Donald Trump embodies a rogues’ gallery of cartoonish figures: the confidence man, the master of misdirection, the buffoonish big shot, the demonic clown. But he is a clown with a semiautomatic assault weapon. In pursuing terrorists, his predecessors in the White House have provided this president with the tools to pursue executive tyranny. Trump is up to the job; his temperament is oligarchic rather than managerial. His explosive mix of appetite and impulse makes him an embodiment of license. He gives a green light to eruptions of anger that menace the least powerful groups in our society. There are innumerable reasons to challenge his reign, but what seems most menacing to me is Trump’s eagerness to strengthen and deploy the militarized police state that has been emerging alongside the “war on terror.”
While previous administrations have sought to conceal or legitimate their abuses of power, Trump boasts openly of his bullying intentions—down to and including his eagerness to torture suspected terrorists. The targets of Trump’s emerging police state include our most vulnerable populations—Muslims, undocumented immigrants, and African Americans. But its shadow falls on everyone. As surveillance spreads and acquires legality, we all fall under suspicion. This is the atmosphere of permanent emergency that allows demonic clowns to flourish.
The institutional sources of opposition to Trump are various, and some are more promising than others. Since the rise of Reagan, Congress has been a rubber stamp for the expansion of executive power, especially when proposed as a response to imagined foreign threats. While not much is liable to change on that front, it is possible that Trump’s flagrant violations of the emoluments clause in the Constitution will provoke a successful attempt to impeach him. The judiciary is a little more promising. As of this writing, several federal judges have shown admirable independence in striking down Trump’s travel ban. Yet on Fourth Amendment (search and seizure) issues, the prospects are problematic, especially given the likelihood that a Trump Supreme Court will prove even more zealous than its predecessors in validating expansion of police power. State and local officials are also blocking Trump policies, including (to take a nearby example) Mayor Bill DeBlasio’s determination to continue prohibiting “stop and frisk” procedures by New York City police. Perhaps most important is the resistance of targeted populations themselves—indigenous people protecting their water rights, for example. The republican tradition of popular protest—“the people out of doors,” as they said in 1776—is more crucial than ever, especially given the failure of the Democratic Party and the press to pose any coherent alternative to Trump.
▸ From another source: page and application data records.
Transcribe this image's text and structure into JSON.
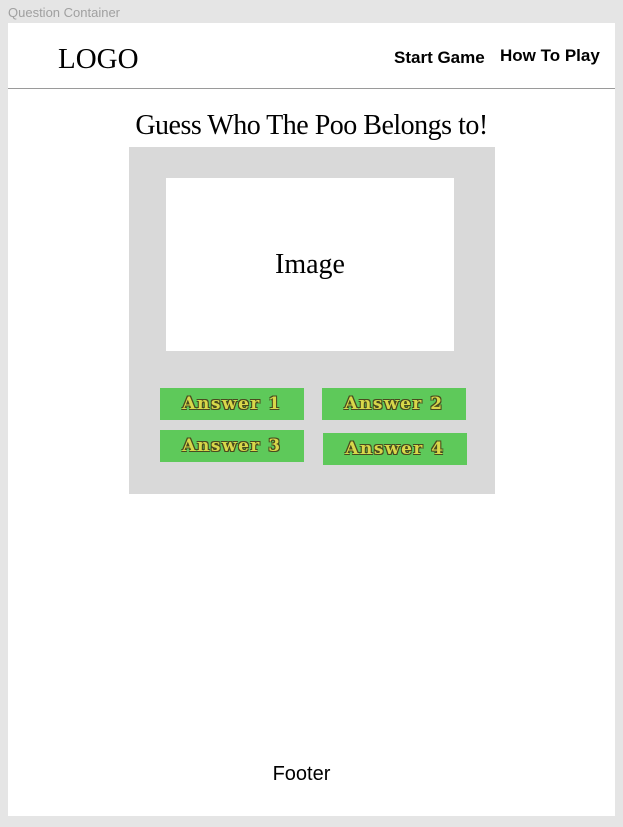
{
  "frame": {
    "label": "Question Container"
  },
  "header": {
    "logo": "LOGO",
    "nav": {
      "start_game": "Start Game",
      "how_to_play": "How To Play"
    }
  },
  "question": {
    "title": "Guess Who The Poo Belongs to!",
    "image_placeholder": "Image",
    "answers": [
      "Answer 1",
      "Answer 2",
      "Answer 3",
      "Answer 4"
    ]
  },
  "footer": {
    "text": "Footer"
  },
  "colors": {
    "page_background": "#e5e5e5",
    "card_background": "#d9d9d9",
    "answer_background": "#5ec95a",
    "answer_text": "#d8d84a"
  }
}
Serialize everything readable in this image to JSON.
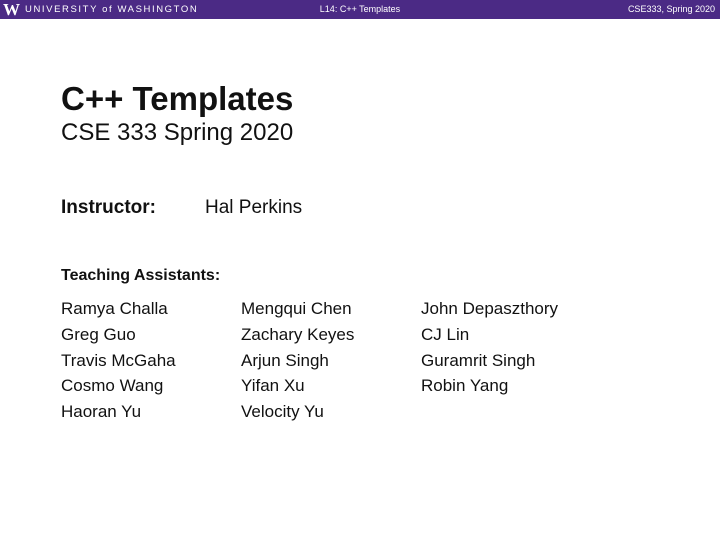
{
  "header": {
    "logo_mark": "W",
    "university": "UNIVERSITY of WASHINGTON",
    "lecture": "L14: C++ Templates",
    "course": "CSE333, Spring 2020"
  },
  "slide": {
    "title": "C++ Templates",
    "subtitle": "CSE 333 Spring 2020",
    "instructor_label": "Instructor:",
    "instructor_name": "Hal Perkins",
    "ta_label": "Teaching Assistants:",
    "ta_columns": [
      [
        "Ramya Challa",
        "Greg Guo",
        "Travis McGaha",
        "Cosmo Wang",
        "Haoran Yu"
      ],
      [
        "Mengqui Chen",
        "Zachary Keyes",
        "Arjun Singh",
        "Yifan Xu",
        "Velocity Yu"
      ],
      [
        "John Depaszthory",
        "CJ Lin",
        "Guramrit Singh",
        "Robin Yang"
      ]
    ]
  },
  "colors": {
    "header_bg": "#4b2a85",
    "header_text": "#ffffff",
    "body_text": "#111111"
  }
}
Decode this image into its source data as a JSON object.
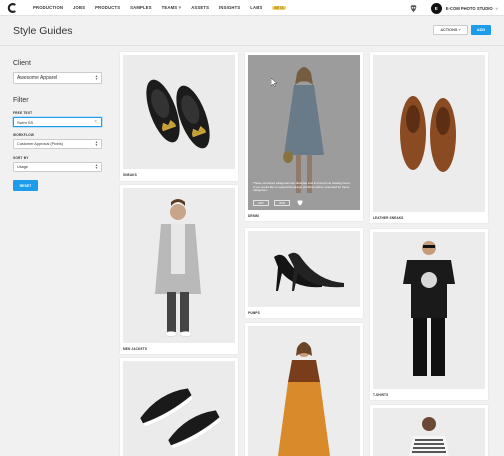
{
  "nav": {
    "items": [
      {
        "label": "PRODUCTION"
      },
      {
        "label": "JOBS"
      },
      {
        "label": "PRODUCTS"
      },
      {
        "label": "SAMPLES"
      },
      {
        "label": "TEAMS ˅"
      },
      {
        "label": "ASSETS"
      },
      {
        "label": "INSIGHTS"
      },
      {
        "label": "LABS"
      },
      {
        "label": "BETA"
      }
    ],
    "avatar_initial": "E",
    "studio_name": "E-COM PHOTO STUDIO",
    "studio_caret": "˅"
  },
  "header": {
    "title": "Style Guides",
    "actions_label": "ACTIONS ˅",
    "add_label": "ADD"
  },
  "sidebar": {
    "client_heading": "Client",
    "client_value": "Awesome Apparel",
    "filter_heading": "Filter",
    "free_text_label": "FREE TEXT",
    "free_text_value": "Swim SS",
    "workflow_label": "WORKFLOW",
    "workflow_value": "Customer Approval (Pixels)",
    "sort_label": "SORT BY",
    "sort_value": "Usage",
    "reset_label": "RESET",
    "clear_icon": "×",
    "arrows": "▲▼"
  },
  "cards": [
    {
      "label": "SNEAKS"
    },
    {
      "label": "DENIM"
    },
    {
      "label": "LEATHER SNEAKS"
    },
    {
      "label": "MEN JACKETS"
    },
    {
      "label": "PUMPS"
    },
    {
      "label": "T-SHIRTS"
    },
    {
      "label": ""
    },
    {
      "label": ""
    },
    {
      "label": ""
    }
  ],
  "overlay": {
    "text": "These oversized categories are detected and imported into catalog items. If you would like to upload the design workflow will be executed for these categories.",
    "btn_edit": "EDIT",
    "btn_view": "VIEW"
  },
  "colors": {
    "accent": "#1c9cea",
    "page_bg": "#f1f1f1",
    "beta_badge": "#f5d36a"
  }
}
There was a historical moment, during the Vietnam War and the Watergate investigation, when the Democratic Party challenged the accumulation and abuse of concentrated executive power. Among the consequences were Nixon’s resignation and Senator Frank Church’s investigation into the crimes of the Central Intelligence Agency. These included the overthrow of democratically elected foreign governments, the actual and attempted assassination of foreign leaders, and the spread of “disinformation” in media at home and abroad. Disinformation, the planting of false narratives by anonymous officials to promote particular policy aims, was an earlier form of “fake news.” It remains the most insidious and influential, as reputable news organizations continue to endow unidentified government sources (unlike rumors on social media) with enduring legitimacy. Yet for a moment, the Church Committee helped to create an informed citizenry: its revelations may have marked a high point in public skepticism toward the national security state.
How times have changed. The Democratic Party has recoiled from Trump by embracing the CIA. Rather than re-examining the neoliberal economic policies that contributed to their defeat in Rust Belt states, rather than ousting their corrupt and self-satisfied leadership, the Democrats have retreated to a single rallying cry: the Russians, led by the villainous Vladimir Putin, hacked the election and stole it for Trump. The charge is based on a confused and largely fact-free “assessment,” produced by the CIA, the FBI, and the National Security Agency (the last with only “moderate” confidence) in early January. The major media have accepted the charge uncritically and repeated it gravely, in effect serving as mouthpieces for the Deep State—a familiar role, to be sure. One need only recall the New York Times’s key part in legitimating CIA “assessments” of the threat posed by Saddam Hussein’s weapons of mass destruction.